Text and images by Warren Sheather
We are now in mid spring and the garden is a blaze of colour. The flowers of many wattles have faded but there are some species that are just reaching their peak. Grevilleas and Prostantheras are also contributing to the floral display.
Calothamnus rupestris is a Western Australian native.
The species is known as the Cliff Net Bush or Mouse Ears.
The latter common name refers to the supposed similarity of the fruits to a mouse.
This medium, erect shrub carries clusters of red flowers in spring.
Chorizema cordatum , the Heart-leaf Flame Pea, is a native of south-western Western Australia and develops into spreading shrub reaching a height of one metre.
Leaves are heart-shaped up to six centimetres long with a leathery texture.
Sprays of red, pea-shaped flowers cover plants in spring.
Tip pruning is beneficial after flowering.
Grevillea jephcottii a rare species from Pine Mountain in northeast Victoria.
It is an upright, open shrub with light green, hairy leaves and dense, pale green flower clusters, which circle the branches.

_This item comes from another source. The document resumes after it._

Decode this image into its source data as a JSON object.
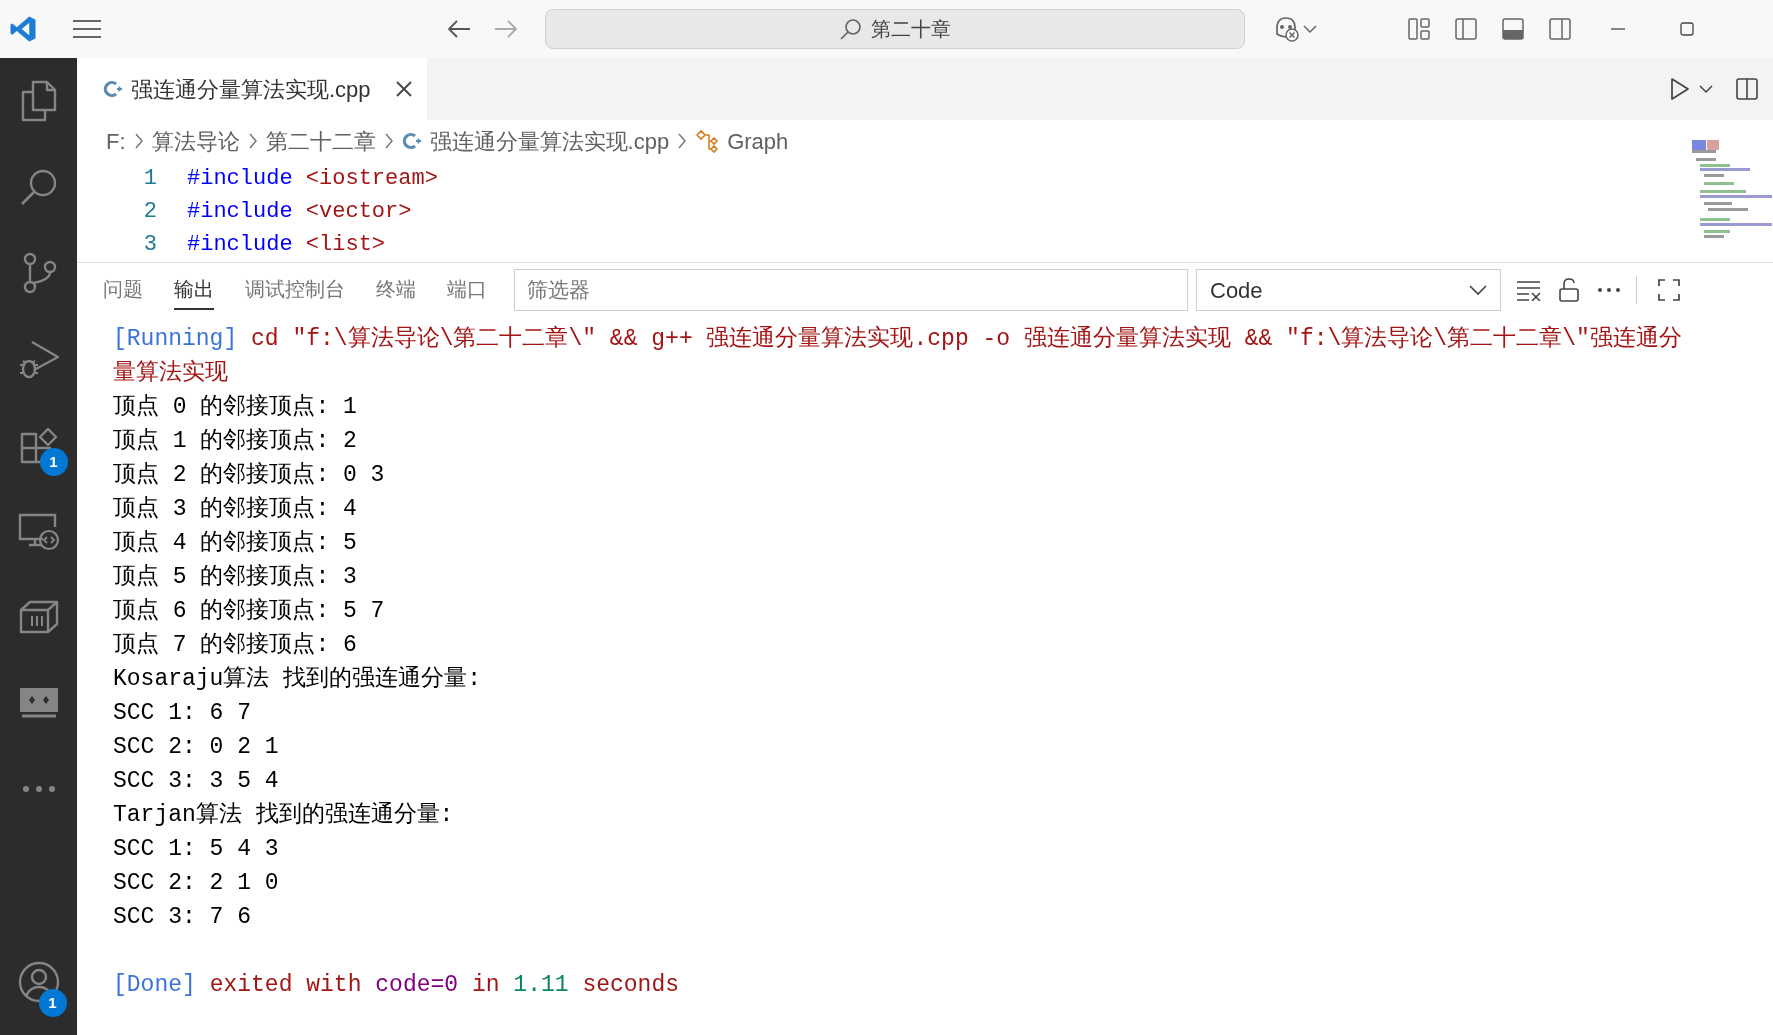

The flower colour is unusual in grevilleas.
Micromyrtus ciliata is known as the Fringed Honey-myrtle and is a dwarf to small shrub with spreading branches.

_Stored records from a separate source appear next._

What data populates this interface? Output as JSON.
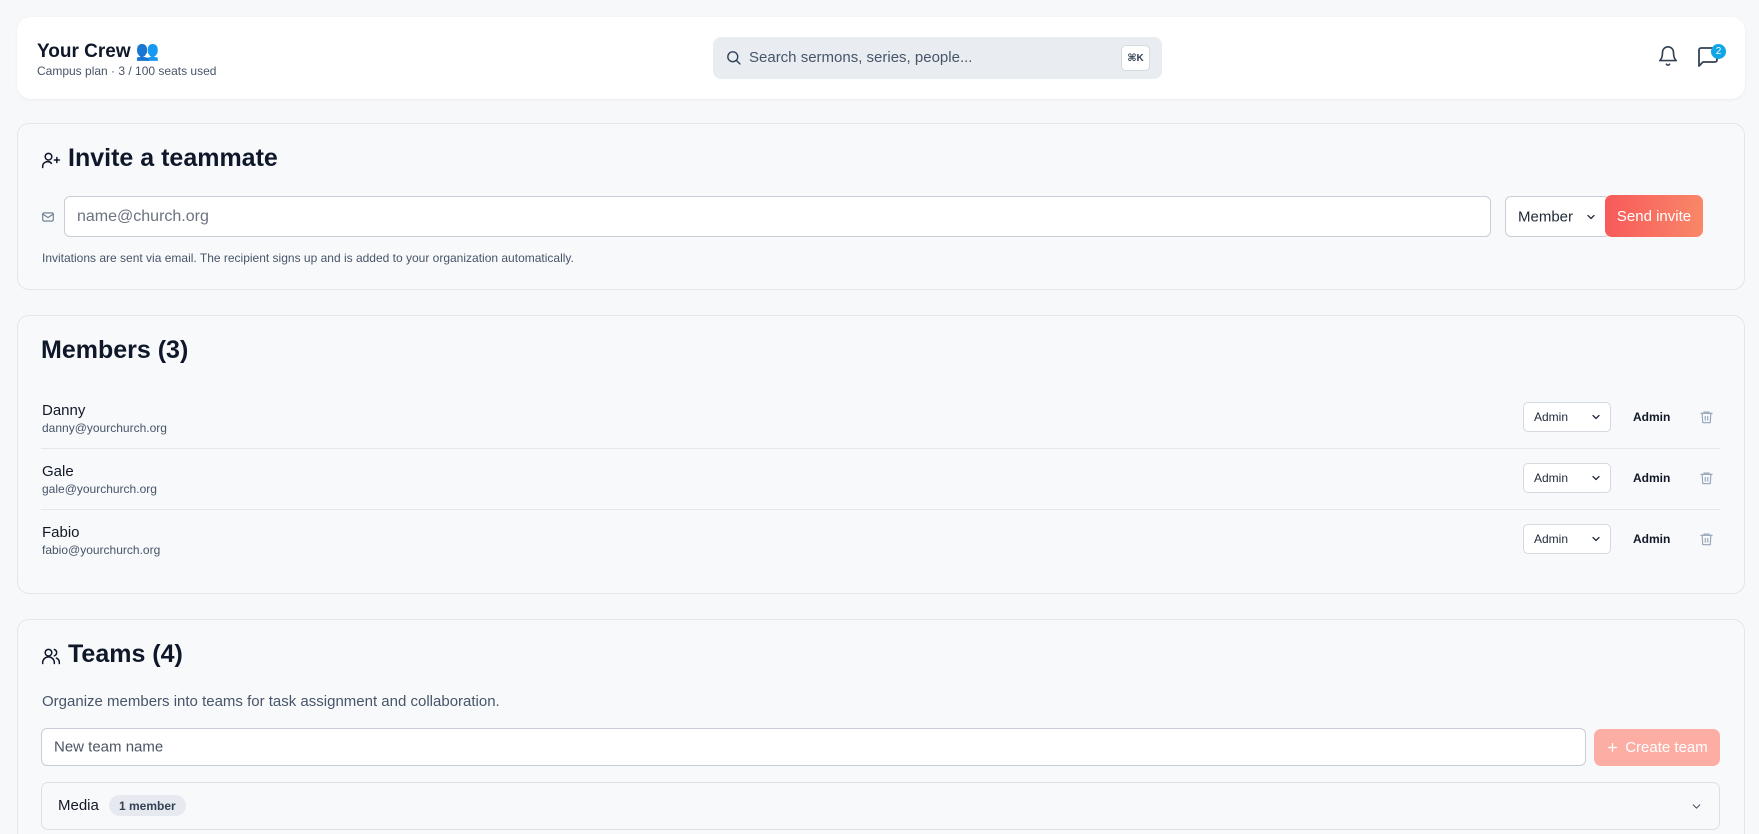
{
  "header": {
    "title": "Your Crew 👥",
    "subtitle": "Campus plan · 3 / 100 seats used",
    "search_placeholder": "Search sermons, series, people...",
    "search_shortcut": "⌘K",
    "notification_badge": "2"
  },
  "invite": {
    "title": "Invite a teammate",
    "email_placeholder": "name@church.org",
    "role_selected": "Member",
    "send_label": "Send invite",
    "note": "Invitations are sent via email. The recipient signs up and is added to your organization automatically."
  },
  "members": {
    "title": "Members (3)",
    "list": [
      {
        "name": "Danny",
        "email": "danny@yourchurch.org",
        "role_select": "Admin",
        "role": "Admin"
      },
      {
        "name": "Gale",
        "email": "gale@yourchurch.org",
        "role_select": "Admin",
        "role": "Admin"
      },
      {
        "name": "Fabio",
        "email": "fabio@yourchurch.org",
        "role_select": "Admin",
        "role": "Admin"
      }
    ]
  },
  "teams": {
    "title": "Teams (4)",
    "description": "Organize members into teams for task assignment and collaboration.",
    "new_team_placeholder": "New team name",
    "create_label": "Create team",
    "list": [
      {
        "name": "Media",
        "count": "1 member"
      }
    ]
  },
  "colors": {
    "accent": "#f75a5a",
    "badge": "#0ea5e9",
    "create_disabled": "#fcaea4"
  }
}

Small flowers are pink in bud and mature from deep pink to red.
What the flowers lack in size they make up for in quantity.

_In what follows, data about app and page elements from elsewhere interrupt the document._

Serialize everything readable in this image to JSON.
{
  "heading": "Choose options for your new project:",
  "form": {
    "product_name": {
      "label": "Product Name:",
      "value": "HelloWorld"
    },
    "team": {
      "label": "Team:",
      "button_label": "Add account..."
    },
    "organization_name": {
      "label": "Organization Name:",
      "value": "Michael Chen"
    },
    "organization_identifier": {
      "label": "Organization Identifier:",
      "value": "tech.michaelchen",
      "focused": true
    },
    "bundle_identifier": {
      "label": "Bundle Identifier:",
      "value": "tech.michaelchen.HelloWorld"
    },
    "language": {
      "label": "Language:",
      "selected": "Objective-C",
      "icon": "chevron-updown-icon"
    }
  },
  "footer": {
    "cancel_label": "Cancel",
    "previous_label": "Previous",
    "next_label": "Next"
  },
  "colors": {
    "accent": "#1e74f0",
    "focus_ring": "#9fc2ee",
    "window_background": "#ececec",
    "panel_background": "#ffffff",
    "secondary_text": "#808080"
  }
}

Flowers cover the stems in spring and summer.
Prostanthera scuttelarioides is a small to medium shrub reaching a height of one metre in our garden.
The leaves are pale to mid-green and up to three centimetres long.
Unlike most mint bushes the foliage has virtually no perfume.
The flowers are about one centimetre long, pale to deep mauve and appear in spring and summer.
This mint bush is a local species and is found in Cathedral Rock National Park.
Pandorea pandorana - has stunning white flowers but requires shelter from frost
Solanum aviculare is a very attractive native tobacco.